While the pandemic has added innumerable challenges, it has also provided an opportunity for higher-learning institutions to re-think and prioritize initiatives aimed at student support.
“The Institute offers many meaningful resources for students. Due to our proximity with our community, ECE has an important vantage point to understand student needs and deliver on them,” said Arijit Raychowdhury, the Steve W. Chaddick School Chair of ECE. “We want all students to know that we’re here for them and have their back.”
One of Raychowdhury’s top priorities since becoming chair in December 2021 has been to create sustainable, recurring student support initiatives that can be embedded within the School and live beyond a particular chair’s tenure. As the world and Georgia Tech return to more in-person activities and a new “normal,” the School has launched the new initiative, ECE Cares.
While still in development, ECE Cares is an umbrella program to capture initiatives aimed at strengthening student support and community building. ECE Cares will be incorporated throughout the many levels of the School by reinforcing existing initiatives and creating new ones.
One such program took place before spring semester finals on April 16, when nearly 600 ECE undergraduate and” “graduate students attended the first-ever Pre-Finals Student Wellness Drop-In located in TI Plaza (outside Van Leer). Students built their own care packages — with study supplies, snacks, and ECE swag — to prep for finals. The event was organized by the Student/Faculty Committee and the ECE Student Advisory Council.
Another fundamental goal of ECE Cares is to alleviate the financial burden associated with attending college. There are many additional costs students are required to fund outside of tuition, books, and room and board, including course supplies and equipment. This spring, ECE was able to purchase 550 myDAQs from National Instruments which students can now check out from the Georgia Tech Library. The program also uniquely aids non-ECE majors, as many students within the College of Engineering are required (or elect) to take some myDAQ-required courses. Additionally, ECE launched a Computer Loaner Program to provide laptops to ECE students if their computing equipment is being repaired.
With the success of these loaner programs, ECE Cares now plans to set up a similar offering for 450 Mbed devices. Combined, the prog”rams will effectively eliminate more than $500 per ECE student on course equipment fees, and will lower financial barriers for up to 4,000 students each semester across campus.

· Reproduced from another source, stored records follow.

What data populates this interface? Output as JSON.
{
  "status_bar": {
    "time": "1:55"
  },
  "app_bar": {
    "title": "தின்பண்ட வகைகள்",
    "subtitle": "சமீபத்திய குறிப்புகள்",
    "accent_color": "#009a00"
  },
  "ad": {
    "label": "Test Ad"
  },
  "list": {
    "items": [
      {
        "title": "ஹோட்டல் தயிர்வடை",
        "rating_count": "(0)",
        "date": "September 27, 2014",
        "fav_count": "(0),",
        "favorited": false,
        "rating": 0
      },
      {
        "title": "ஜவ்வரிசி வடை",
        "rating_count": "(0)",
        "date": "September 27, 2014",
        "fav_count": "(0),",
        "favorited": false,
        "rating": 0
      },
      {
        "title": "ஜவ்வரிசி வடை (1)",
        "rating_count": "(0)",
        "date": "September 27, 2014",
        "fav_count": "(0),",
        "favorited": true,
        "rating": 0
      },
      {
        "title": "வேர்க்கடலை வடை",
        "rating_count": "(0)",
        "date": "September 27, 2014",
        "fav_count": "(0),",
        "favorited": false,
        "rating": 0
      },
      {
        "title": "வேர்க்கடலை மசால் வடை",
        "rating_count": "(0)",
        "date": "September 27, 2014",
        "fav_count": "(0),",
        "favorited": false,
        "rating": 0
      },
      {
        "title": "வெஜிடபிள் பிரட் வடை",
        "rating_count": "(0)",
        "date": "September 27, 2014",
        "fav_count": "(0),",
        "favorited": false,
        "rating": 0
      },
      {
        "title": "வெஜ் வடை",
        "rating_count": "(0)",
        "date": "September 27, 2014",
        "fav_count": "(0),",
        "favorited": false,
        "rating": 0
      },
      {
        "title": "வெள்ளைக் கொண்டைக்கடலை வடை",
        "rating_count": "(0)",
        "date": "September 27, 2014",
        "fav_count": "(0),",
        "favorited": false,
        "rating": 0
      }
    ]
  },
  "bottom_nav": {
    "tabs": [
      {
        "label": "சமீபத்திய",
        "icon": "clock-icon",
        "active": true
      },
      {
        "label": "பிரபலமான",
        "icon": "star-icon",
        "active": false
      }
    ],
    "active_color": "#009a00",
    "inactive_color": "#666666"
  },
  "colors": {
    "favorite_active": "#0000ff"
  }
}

Furthermore, ECE has hired a new academic professional position with a focus on student engagement and well-being initiatives. Along with peer counselors, this important position will work directly with students and faculty members to build on and improve the ECE student experience.